> [PROBLEM TO WORK ON]:
Give the number of lines in the listing that hold the word "title". Write nothing but that number.

> [SUPPLIED DATA]:

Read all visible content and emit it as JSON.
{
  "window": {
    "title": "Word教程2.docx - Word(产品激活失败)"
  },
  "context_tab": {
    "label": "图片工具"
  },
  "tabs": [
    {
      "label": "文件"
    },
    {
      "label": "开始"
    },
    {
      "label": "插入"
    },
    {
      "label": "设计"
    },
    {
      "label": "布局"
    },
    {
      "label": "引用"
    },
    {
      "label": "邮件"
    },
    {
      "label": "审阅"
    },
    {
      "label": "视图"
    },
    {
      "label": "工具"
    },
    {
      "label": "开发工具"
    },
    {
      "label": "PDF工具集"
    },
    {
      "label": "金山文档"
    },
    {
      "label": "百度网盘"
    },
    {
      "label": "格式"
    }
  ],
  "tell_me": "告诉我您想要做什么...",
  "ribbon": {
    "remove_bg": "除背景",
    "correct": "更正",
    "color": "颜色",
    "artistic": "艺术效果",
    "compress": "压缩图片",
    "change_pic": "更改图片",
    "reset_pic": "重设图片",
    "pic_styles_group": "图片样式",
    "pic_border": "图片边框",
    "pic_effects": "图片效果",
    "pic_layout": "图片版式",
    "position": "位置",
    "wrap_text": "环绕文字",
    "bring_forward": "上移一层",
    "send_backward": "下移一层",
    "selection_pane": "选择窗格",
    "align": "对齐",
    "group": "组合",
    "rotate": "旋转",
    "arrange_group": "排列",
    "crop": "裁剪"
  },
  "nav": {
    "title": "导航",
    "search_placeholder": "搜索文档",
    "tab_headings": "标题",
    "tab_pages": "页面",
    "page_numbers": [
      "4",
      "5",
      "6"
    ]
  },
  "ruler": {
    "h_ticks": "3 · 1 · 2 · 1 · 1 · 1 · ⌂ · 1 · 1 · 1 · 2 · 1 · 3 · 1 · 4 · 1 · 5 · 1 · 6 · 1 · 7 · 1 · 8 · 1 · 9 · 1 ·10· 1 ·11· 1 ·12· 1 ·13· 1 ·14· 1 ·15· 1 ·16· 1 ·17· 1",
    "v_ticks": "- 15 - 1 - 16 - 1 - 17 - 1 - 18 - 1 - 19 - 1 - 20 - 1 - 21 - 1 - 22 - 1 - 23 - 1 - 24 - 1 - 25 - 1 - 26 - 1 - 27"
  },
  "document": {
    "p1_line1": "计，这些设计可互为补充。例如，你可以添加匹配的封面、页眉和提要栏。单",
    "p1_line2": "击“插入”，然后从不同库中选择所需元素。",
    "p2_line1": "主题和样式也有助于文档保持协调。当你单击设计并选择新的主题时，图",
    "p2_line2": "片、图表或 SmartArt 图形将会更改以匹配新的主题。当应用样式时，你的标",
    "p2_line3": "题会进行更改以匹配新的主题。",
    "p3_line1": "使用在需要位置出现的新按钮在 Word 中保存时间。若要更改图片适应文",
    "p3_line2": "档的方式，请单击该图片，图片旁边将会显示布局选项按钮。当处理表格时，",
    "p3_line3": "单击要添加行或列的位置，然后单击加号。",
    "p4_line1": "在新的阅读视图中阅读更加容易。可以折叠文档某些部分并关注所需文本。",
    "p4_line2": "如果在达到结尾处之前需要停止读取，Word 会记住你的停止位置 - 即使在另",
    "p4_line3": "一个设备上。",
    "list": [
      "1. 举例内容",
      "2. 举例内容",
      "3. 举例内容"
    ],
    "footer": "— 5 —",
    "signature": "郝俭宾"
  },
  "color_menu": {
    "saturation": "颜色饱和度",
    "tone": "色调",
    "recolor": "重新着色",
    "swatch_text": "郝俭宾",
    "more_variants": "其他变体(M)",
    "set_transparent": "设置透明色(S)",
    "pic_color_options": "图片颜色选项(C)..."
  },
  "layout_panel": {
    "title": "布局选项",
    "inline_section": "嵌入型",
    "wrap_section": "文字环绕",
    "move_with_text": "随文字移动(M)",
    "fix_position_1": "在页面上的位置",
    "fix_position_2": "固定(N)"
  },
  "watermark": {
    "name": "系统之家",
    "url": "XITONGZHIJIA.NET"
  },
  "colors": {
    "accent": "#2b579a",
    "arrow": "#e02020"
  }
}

> [EXERCISE OUTPUT]:
3